Sen. Jim Inhofe, R-Tulsa, said Tuesday that there were not enough food stamp savings in the bill.
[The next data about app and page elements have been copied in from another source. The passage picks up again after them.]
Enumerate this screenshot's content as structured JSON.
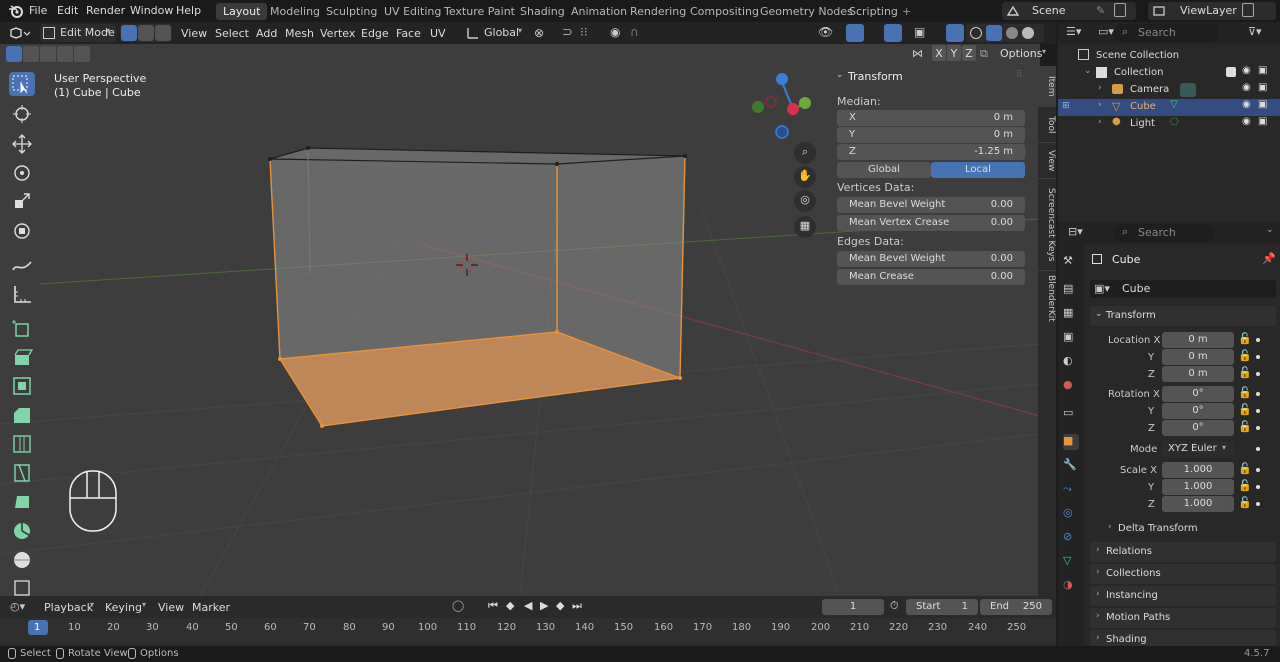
{
  "topbar": {
    "menus": [
      "File",
      "Edit",
      "Render",
      "Window",
      "Help"
    ],
    "workspaces": [
      "Layout",
      "Modeling",
      "Sculpting",
      "UV Editing",
      "Texture Paint",
      "Shading",
      "Animation",
      "Rendering",
      "Compositing",
      "Geometry Nodes",
      "Scripting"
    ],
    "active_workspace": "Layout",
    "add_tab": "+",
    "scene": "Scene",
    "view_layer": "ViewLayer"
  },
  "viewport_header": {
    "mode": "Edit Mode",
    "menus": [
      "View",
      "Select",
      "Add",
      "Mesh",
      "Vertex",
      "Edge",
      "Face",
      "UV"
    ],
    "orientation": "Global",
    "options_label": "Options",
    "axis_x": "X",
    "axis_y": "Y",
    "axis_z": "Z"
  },
  "viewport": {
    "perspective": "User Perspective",
    "object_info": "(1) Cube | Cube"
  },
  "n_panel": {
    "title": "Transform",
    "median_label": "Median:",
    "median": [
      {
        "label": "X",
        "value": "0 m"
      },
      {
        "label": "Y",
        "value": "0 m"
      },
      {
        "label": "Z",
        "value": "-1.25 m"
      }
    ],
    "space_global": "Global",
    "space_local": "Local",
    "vertices_label": "Vertices Data:",
    "vertices": [
      {
        "label": "Mean Bevel Weight",
        "value": "0.00"
      },
      {
        "label": "Mean Vertex Crease",
        "value": "0.00"
      }
    ],
    "edges_label": "Edges Data:",
    "edges": [
      {
        "label": "Mean Bevel Weight",
        "value": "0.00"
      },
      {
        "label": "Mean Crease",
        "value": "0.00"
      }
    ],
    "side_tabs": [
      "Item",
      "Tool",
      "View",
      "Screencast Keys",
      "BlenderKit"
    ]
  },
  "outliner": {
    "search_placeholder": "Search",
    "scene_collection": "Scene Collection",
    "collection": "Collection",
    "items": [
      {
        "label": "Camera"
      },
      {
        "label": "Cube"
      },
      {
        "label": "Light"
      }
    ]
  },
  "properties": {
    "search_placeholder": "Search",
    "object_name": "Cube",
    "object_field": "Cube",
    "transform_title": "Transform",
    "location_label": "Location X",
    "location": [
      "0 m",
      "0 m",
      "0 m"
    ],
    "rotation_label": "Rotation X",
    "rotation": [
      "0°",
      "0°",
      "0°"
    ],
    "mode_label": "Mode",
    "mode_value": "XYZ Euler",
    "scale_label": "Scale X",
    "scale": [
      "1.000",
      "1.000",
      "1.000"
    ],
    "axis_y": "Y",
    "axis_z": "Z",
    "sections": [
      "Delta Transform",
      "Relations",
      "Collections",
      "Instancing",
      "Motion Paths",
      "Shading"
    ]
  },
  "timeline": {
    "menus": [
      "Playback",
      "Keying",
      "View",
      "Marker"
    ],
    "current_frame": "1",
    "start_label": "Start",
    "start_value": "1",
    "end_label": "End",
    "end_value": "250",
    "ticks": [
      "1",
      "10",
      "20",
      "30",
      "40",
      "50",
      "60",
      "70",
      "80",
      "90",
      "100",
      "110",
      "120",
      "130",
      "140",
      "150",
      "160",
      "170",
      "180",
      "190",
      "200",
      "210",
      "220",
      "230",
      "240",
      "250"
    ]
  },
  "statusbar": {
    "select": "Select",
    "rotate": "Rotate View",
    "options": "Options",
    "version": "4.5.7"
  },
  "colors": {
    "accent": "#4772b3",
    "selection": "#e8923a",
    "face_fill": "#c98a55"
  }
}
The Senate did not adopt his amendment to cut $300 billion from the program over 10 years and allow states to shape their own services, and Inhofe called the $8 billion in projected food stamp savings “meager.”
“The continued explosion of entitlement programs is simply unsustainable,” the senator said.
Sen. Tom Coburn, R-Muskogee, objected to the food stamp spending levels but spent more time this week complaining about taxpayer subsidies to farmers.
“Do you know anywhere else where you can get your revenue on your crops guaranteed at 86 percent and the federal taxpayer is paying most of the cost of the insurance for that?” Coburn said in a speech on Monday.
Coburn and Sen. Dick Durbin, D-Ill., had an amendment approved that would limit crop insurance subsidies to farmers making $750,000 or more a year, but that was stripped out of the final version.
Durbin said Tuesday that some Republicans wanted to slash food stamps but wouldn't reduce taxpayer crop insurance subsidies to wealthy producers.
“That's upside down,” Durbin said.
“That doesn't reflect the values of this country or the priorities we need to face.”
Rep. Frank Lucas, the Oklahoma Republican who leads the House Agriculture Committee and fought for more than two years to get the farm bill passed, said Tuesday that the goal of the legislation was “to give certainty and sound policy to our agricultural producers; deliver taxpayers billions of dollars in savings; and provide consumers the affordable and reliable food supply they have grown accustomed to.”